ABOUT THIS EXERCISE: Every entry is to be restated exactly; pictures are not part of the copy.

DATA:
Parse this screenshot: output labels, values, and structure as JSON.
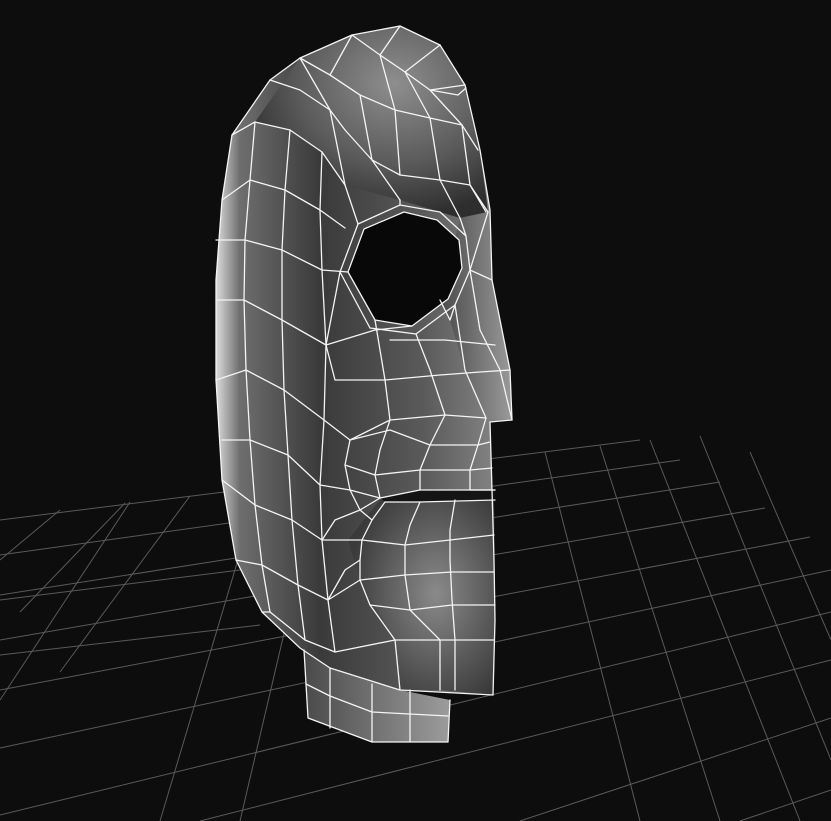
{
  "viewport": {
    "background_color": "#0d0d0d",
    "grid_color": "#5a5a5a",
    "wireframe_color": "#f4f4f4",
    "mesh_shade_light": "#8a8a8a",
    "mesh_shade_dark": "#1e1e1e",
    "object": "head-mesh"
  }
}
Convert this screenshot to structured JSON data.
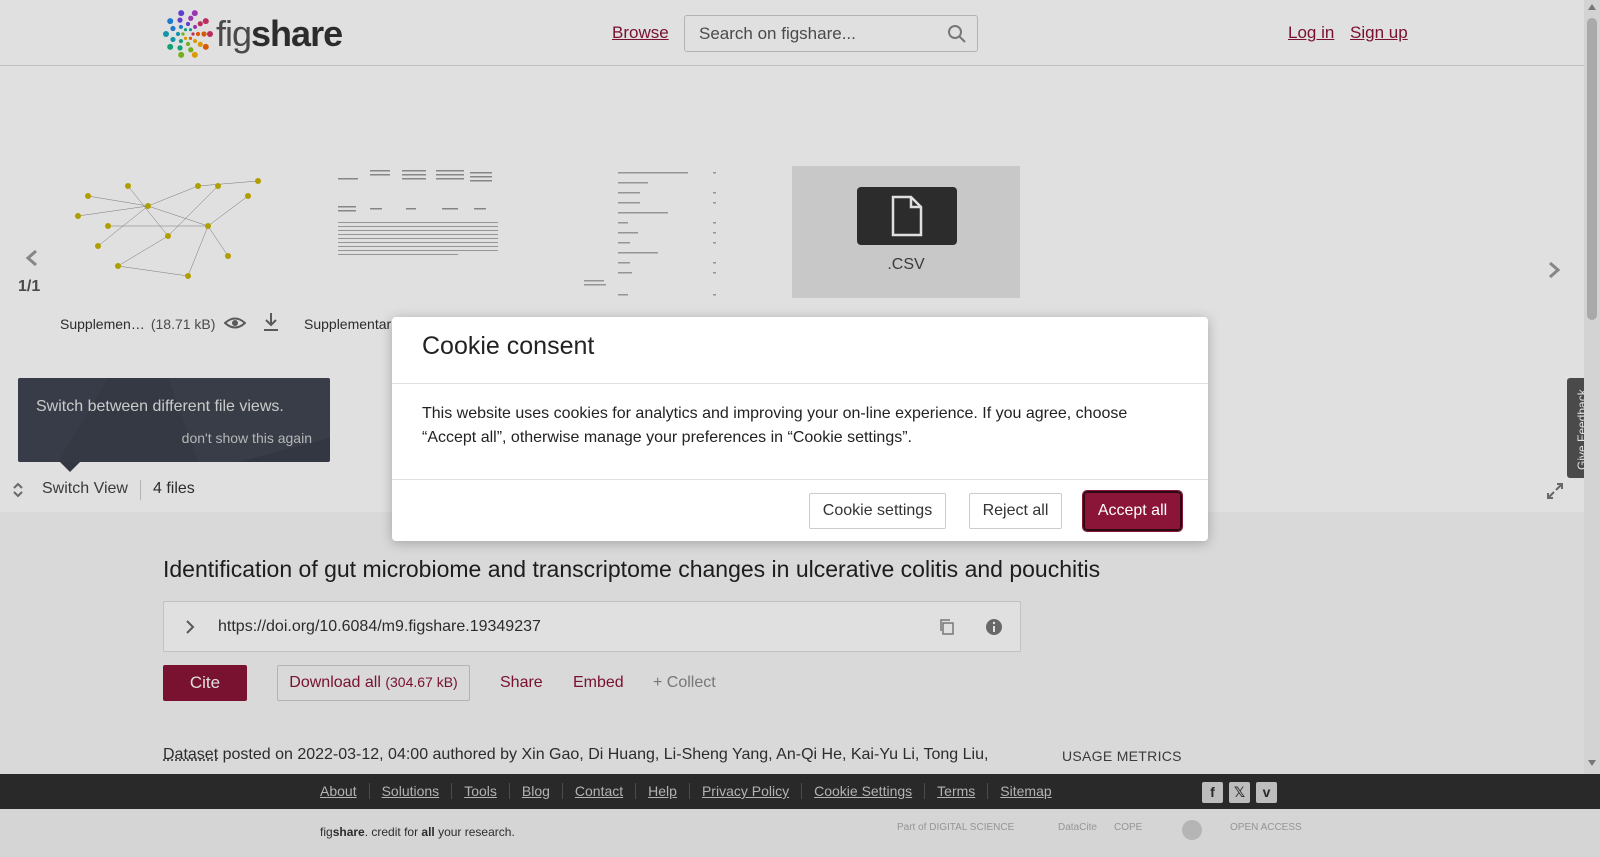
{
  "header": {
    "logo_text_light": "fig",
    "logo_text_bold": "share",
    "browse_label": "Browse",
    "search_placeholder": "Search on figshare...",
    "login_label": "Log in",
    "signup_label": "Sign up"
  },
  "viewer": {
    "page_counter": "1/1",
    "files": [
      {
        "name": "Supplemen…",
        "size": "(18.71 kB)"
      },
      {
        "name": "Supplementar"
      },
      {
        "name": ""
      },
      {
        "name": "",
        "placeholder_ext": ".CSV"
      }
    ],
    "tooltip_text": "Switch between different file views.",
    "tooltip_dismiss": "don't show this again",
    "switch_view_label": "Switch View",
    "file_count": "4 files"
  },
  "feedback_label": "Give Feedback",
  "article": {
    "title": "Identification of gut microbiome and transcriptome changes in ulcerative colitis and pouchitis",
    "doi": "https://doi.org/10.6084/m9.figshare.19349237",
    "cite_label": "Cite",
    "download_label": "Download all",
    "download_size": "(304.67 kB)",
    "share_label": "Share",
    "embed_label": "Embed",
    "collect_label": "+ Collect",
    "item_type": "Dataset",
    "posted_text": " posted on 2022-03-12, 04:00 authored by Xin Gao, Di Huang, Li-Sheng Yang, An-Qi He, Kai-Yu Li, Tong Liu,",
    "usage_metrics_label": "USAGE METRICS"
  },
  "footer": {
    "links": [
      "About",
      "Solutions",
      "Tools",
      "Blog",
      "Contact",
      "Help",
      "Privacy Policy",
      "Cookie Settings",
      "Terms",
      "Sitemap"
    ],
    "social_icons": [
      "facebook-icon",
      "x-icon",
      "vimeo-icon"
    ],
    "tagline_light": "fig",
    "tagline_bold": "share",
    "tagline_mid": ". credit for ",
    "tagline_all": "all",
    "tagline_end": " your research.",
    "partners": [
      "Part of DIGITAL SCIENCE",
      "DataCite",
      "COPE",
      "",
      "OPEN ACCESS"
    ]
  },
  "cookie_modal": {
    "title": "Cookie consent",
    "body": "This website uses cookies for analytics and improving your on-line experience. If you agree, choose “Accept all”, otherwise manage your preferences in “Cookie settings”.",
    "settings_label": "Cookie settings",
    "reject_label": "Reject all",
    "accept_label": "Accept all"
  },
  "colors": {
    "brand": "#8a1538",
    "footer_dark": "#2f2f2f",
    "tooltip_bg": "#3a3f4c"
  }
}
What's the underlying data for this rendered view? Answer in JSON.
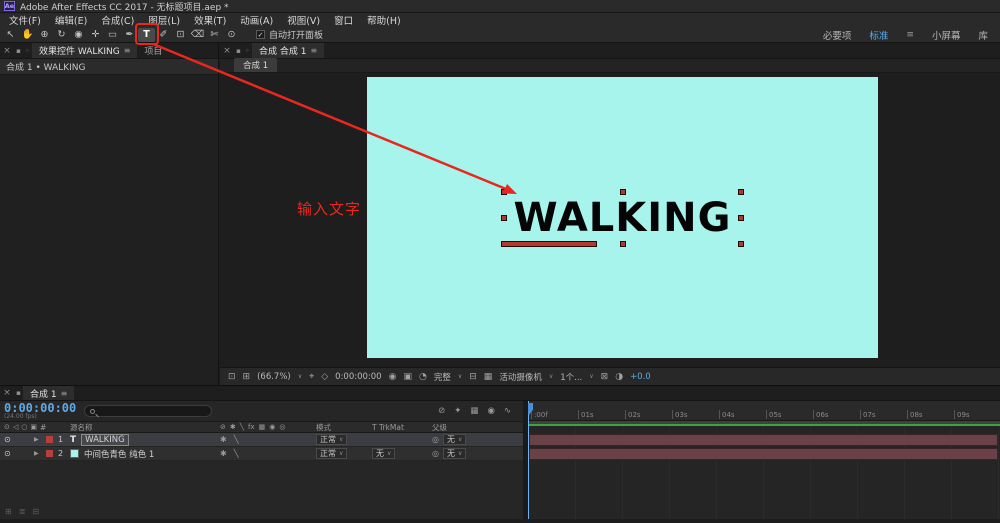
{
  "window": {
    "app_icon_text": "Ae",
    "title": "Adobe After Effects CC 2017 - 无标题项目.aep *"
  },
  "menubar": {
    "items": [
      "文件(F)",
      "编辑(E)",
      "合成(C)",
      "图层(L)",
      "效果(T)",
      "动画(A)",
      "视图(V)",
      "窗口",
      "帮助(H)"
    ]
  },
  "toolbar": {
    "tools": [
      {
        "name": "selection-tool",
        "glyph": "↖"
      },
      {
        "name": "hand-tool",
        "glyph": "✋"
      },
      {
        "name": "zoom-tool",
        "glyph": "⊕"
      },
      {
        "name": "orbit-camera-tool",
        "glyph": "↻"
      },
      {
        "name": "camera-tool",
        "glyph": "◉"
      },
      {
        "name": "pan-behind-tool",
        "glyph": "✛"
      },
      {
        "name": "shape-tool",
        "glyph": "▭"
      },
      {
        "name": "pen-tool",
        "glyph": "✒"
      },
      {
        "name": "text-tool",
        "glyph": "T"
      },
      {
        "name": "brush-tool",
        "glyph": "✐"
      },
      {
        "name": "clone-stamp-tool",
        "glyph": "⊡"
      },
      {
        "name": "eraser-tool",
        "glyph": "⌫"
      },
      {
        "name": "roto-brush-tool",
        "glyph": "✄"
      },
      {
        "name": "puppet-pin-tool",
        "glyph": "⊙"
      }
    ],
    "auto_open_panels_label": "自动打开面板",
    "workspaces": [
      {
        "label": "必要项"
      },
      {
        "label": "标准"
      },
      {
        "label": "小屏幕"
      },
      {
        "label": "库"
      }
    ],
    "active_workspace": "标准"
  },
  "effects_panel": {
    "tab_active": "效果控件 WALKING",
    "tab_project": "项目",
    "breadcrumb": "合成 1 • WALKING"
  },
  "comp_panel": {
    "tab": "合成 合成 1",
    "viewer_tab": "合成 1",
    "canvas_text": "WALKING",
    "statusbar": {
      "zoom": "(66.7%)",
      "timecode": "0:00:00:00",
      "resolution": "完整",
      "camera": "活动摄像机",
      "views": "1个...",
      "exposure": "+0.0"
    }
  },
  "annotation": {
    "note": "输入文字"
  },
  "timeline": {
    "tab": "合成 1",
    "timecode": "0:00:00:00",
    "framerate": "(24.00 fps)",
    "columns": {
      "num": "#",
      "source_name": "源名称",
      "mode": "模式",
      "trkmat": "T TrkMat",
      "parent": "父级"
    },
    "layers": [
      {
        "num": "1",
        "type_glyph": "T",
        "name": "WALKING",
        "mode": "正常",
        "trkmat": "",
        "parent": "无"
      },
      {
        "num": "2",
        "name": "中间色青色 纯色 1",
        "mode": "正常",
        "trkmat": "无",
        "parent": "无"
      }
    ],
    "ruler_labels": [
      ":00f",
      "01s",
      "02s",
      "03s",
      "04s",
      "05s",
      "06s",
      "07s",
      "08s",
      "09s"
    ],
    "mini_icons": [
      {
        "name": "hide-shy-layers-icon",
        "glyph": "⊘"
      },
      {
        "name": "draft-3d-icon",
        "glyph": "✦"
      },
      {
        "name": "frame-blending-icon",
        "glyph": "▦"
      },
      {
        "name": "motion-blur-icon",
        "glyph": "◉"
      },
      {
        "name": "graph-editor-icon",
        "glyph": "∿"
      }
    ],
    "bottom_icons": [
      {
        "name": "expand-layer-switches-icon",
        "glyph": "⊞"
      },
      {
        "name": "expand-transfer-controls-icon",
        "glyph": "≣"
      },
      {
        "name": "expand-time-controls-icon",
        "glyph": "⊟"
      }
    ]
  },
  "icons": {
    "close": "×",
    "menu": "≡",
    "panel": "▪",
    "lock": "◦",
    "dropdown": "∨",
    "eye": "⊙",
    "audio": "◁",
    "solo": "○",
    "lock_column": "▣",
    "expander": "▶",
    "pickwhip": "◎",
    "check": "✓",
    "quality": "╲",
    "collapse": "✱",
    "shy": "⊘",
    "frame_blend": "▦",
    "motion_blur": "◉",
    "threed": "◎",
    "fx": "fx"
  },
  "comp_status_icons": {
    "monitor": "⊡",
    "grid": "⊞",
    "ruler": "⌖",
    "mask": "◇",
    "snapshot": "◉",
    "show_snapshot": "▣",
    "channels": "◔",
    "roi": "⊟",
    "transparency": "▦",
    "flowchart": "⊠",
    "exposure_icon": "◑"
  },
  "colors": {
    "accent_blue": "#4fb0ee",
    "comp_cyan": "#a7f4ec",
    "annotation_red": "#e8281e",
    "layer_bar_maroon": "#6a4147",
    "cache_green": "#3da33d",
    "timecode_blue": "#5fa9e8",
    "label_red": "#b4403c"
  }
}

TASK SOLUTION:
Parse this screenshot: output labels, values, and structure as JSON.
{
  "viewport": {
    "background_color": "#0d0d0d",
    "grid_color": "#5a5a5a",
    "wireframe_color": "#f4f4f4",
    "mesh_shade_light": "#8a8a8a",
    "mesh_shade_dark": "#1e1e1e",
    "object": "head-mesh"
  }
}
Convert this screenshot to structured JSON data.
{
  "header": {
    "logo_text_light": "fig",
    "logo_text_bold": "share",
    "browse_label": "Browse",
    "search_placeholder": "Search on figshare...",
    "login_label": "Log in",
    "signup_label": "Sign up"
  },
  "viewer": {
    "page_counter": "1/1",
    "files": [
      {
        "name": "Supplemen…",
        "size": "(18.71 kB)"
      },
      {
        "name": "Supplementar"
      },
      {
        "name": ""
      },
      {
        "name": "",
        "placeholder_ext": ".CSV"
      }
    ],
    "tooltip_text": "Switch between different file views.",
    "tooltip_dismiss": "don't show this again",
    "switch_view_label": "Switch View",
    "file_count": "4 files"
  },
  "feedback_label": "Give Feedback",
  "article": {
    "title": "Identification of gut microbiome and transcriptome changes in ulcerative colitis and pouchitis",
    "doi": "https://doi.org/10.6084/m9.figshare.19349237",
    "cite_label": "Cite",
    "download_label": "Download all",
    "download_size": "(304.67 kB)",
    "share_label": "Share",
    "embed_label": "Embed",
    "collect_label": "+ Collect",
    "item_type": "Dataset",
    "posted_text": " posted on 2022-03-12, 04:00 authored by Xin Gao, Di Huang, Li-Sheng Yang, An-Qi He, Kai-Yu Li, Tong Liu,",
    "usage_metrics_label": "USAGE METRICS"
  },
  "footer": {
    "links": [
      "About",
      "Solutions",
      "Tools",
      "Blog",
      "Contact",
      "Help",
      "Privacy Policy",
      "Cookie Settings",
      "Terms",
      "Sitemap"
    ],
    "social_icons": [
      "facebook-icon",
      "x-icon",
      "vimeo-icon"
    ],
    "tagline_light": "fig",
    "tagline_bold": "share",
    "tagline_mid": ". credit for ",
    "tagline_all": "all",
    "tagline_end": " your research.",
    "partners": [
      "Part of DIGITAL SCIENCE",
      "DataCite",
      "COPE",
      "",
      "OPEN ACCESS"
    ]
  },
  "cookie_modal": {
    "title": "Cookie consent",
    "body": "This website uses cookies for analytics and improving your on-line experience. If you agree, choose “Accept all”, otherwise manage your preferences in “Cookie settings”.",
    "settings_label": "Cookie settings",
    "reject_label": "Reject all",
    "accept_label": "Accept all"
  },
  "colors": {
    "brand": "#8a1538",
    "footer_dark": "#2f2f2f",
    "tooltip_bg": "#3a3f4c"
  }
}
What's the underlying data for this rendered view? Answer in JSON.
{
  "window": {
    "app_icon_text": "Ae",
    "title": "Adobe After Effects CC 2017 - 无标题项目.aep *"
  },
  "menubar": {
    "items": [
      "文件(F)",
      "编辑(E)",
      "合成(C)",
      "图层(L)",
      "效果(T)",
      "动画(A)",
      "视图(V)",
      "窗口",
      "帮助(H)"
    ]
  },
  "toolbar": {
    "tools": [
      {
        "name": "selection-tool",
        "glyph": "↖"
      },
      {
        "name": "hand-tool",
        "glyph": "✋"
      },
      {
        "name": "zoom-tool",
        "glyph": "⊕"
      },
      {
        "name": "orbit-camera-tool",
        "glyph": "↻"
      },
      {
        "name": "camera-tool",
        "glyph": "◉"
      },
      {
        "name": "pan-behind-tool",
        "glyph": "✛"
      },
      {
        "name": "shape-tool",
        "glyph": "▭"
      },
      {
        "name": "pen-tool",
        "glyph": "✒"
      },
      {
        "name": "text-tool",
        "glyph": "T"
      },
      {
        "name": "brush-tool",
        "glyph": "✐"
      },
      {
        "name": "clone-stamp-tool",
        "glyph": "⊡"
      },
      {
        "name": "eraser-tool",
        "glyph": "⌫"
      },
      {
        "name": "roto-brush-tool",
        "glyph": "✄"
      },
      {
        "name": "puppet-pin-tool",
        "glyph": "⊙"
      }
    ],
    "auto_open_panels_label": "自动打开面板",
    "workspaces": [
      {
        "label": "必要项"
      },
      {
        "label": "标准"
      },
      {
        "label": "小屏幕"
      },
      {
        "label": "库"
      }
    ],
    "active_workspace": "标准"
  },
  "effects_panel": {
    "tab_active": "效果控件 WALKING",
    "tab_project": "项目",
    "breadcrumb": "合成 1 • WALKING"
  },
  "comp_panel": {
    "tab": "合成 合成 1",
    "viewer_tab": "合成 1",
    "canvas_text": "WALKING",
    "statusbar": {
      "zoom": "(66.7%)",
      "timecode": "0:00:00:00",
      "resolution": "完整",
      "camera": "活动摄像机",
      "views": "1个...",
      "exposure": "+0.0"
    }
  },
  "annotation": {
    "note": "输入文字"
  },
  "timeline": {
    "tab": "合成 1",
    "timecode": "0:00:00:00",
    "framerate": "(24.00 fps)",
    "columns": {
      "num": "#",
      "source_name": "源名称",
      "mode": "模式",
      "trkmat": "T TrkMat",
      "parent": "父级"
    },
    "layers": [
      {
        "num": "1",
        "type_glyph": "T",
        "name": "WALKING",
        "mode": "正常",
        "trkmat": "",
        "parent": "无"
      },
      {
        "num": "2",
        "name": "中间色青色 纯色 1",
        "mode": "正常",
        "trkmat": "无",
        "parent": "无"
      }
    ],
    "ruler_labels": [
      ":00f",
      "01s",
      "02s",
      "03s",
      "04s",
      "05s",
      "06s",
      "07s",
      "08s",
      "09s"
    ],
    "mini_icons": [
      {
        "name": "hide-shy-layers-icon",
        "glyph": "⊘"
      },
      {
        "name": "draft-3d-icon",
        "glyph": "✦"
      },
      {
        "name": "frame-blending-icon",
        "glyph": "▦"
      },
      {
        "name": "motion-blur-icon",
        "glyph": "◉"
      },
      {
        "name": "graph-editor-icon",
        "glyph": "∿"
      }
    ],
    "bottom_icons": [
      {
        "name": "expand-layer-switches-icon",
        "glyph": "⊞"
      },
      {
        "name": "expand-transfer-controls-icon",
        "glyph": "≣"
      },
      {
        "name": "expand-time-controls-icon",
        "glyph": "⊟"
      }
    ]
  },
  "icons": {
    "close": "×",
    "menu": "≡",
    "panel": "▪",
    "lock": "◦",
    "dropdown": "∨",
    "eye": "⊙",
    "audio": "◁",
    "solo": "○",
    "lock_column": "▣",
    "expander": "▶",
    "pickwhip": "◎",
    "check": "✓",
    "quality": "╲",
    "collapse": "✱",
    "shy": "⊘",
    "frame_blend": "▦",
    "motion_blur": "◉",
    "threed": "◎",
    "fx": "fx"
  },
  "comp_status_icons": {
    "monitor": "⊡",
    "grid": "⊞",
    "ruler": "⌖",
    "mask": "◇",
    "snapshot": "◉",
    "show_snapshot": "▣",
    "channels": "◔",
    "roi": "⊟",
    "transparency": "▦",
    "flowchart": "⊠",
    "exposure_icon": "◑"
  },
  "colors": {
    "accent_blue": "#4fb0ee",
    "comp_cyan": "#a7f4ec",
    "annotation_red": "#e8281e",
    "layer_bar_maroon": "#6a4147",
    "cache_green": "#3da33d",
    "timecode_blue": "#5fa9e8",
    "label_red": "#b4403c"
  }
}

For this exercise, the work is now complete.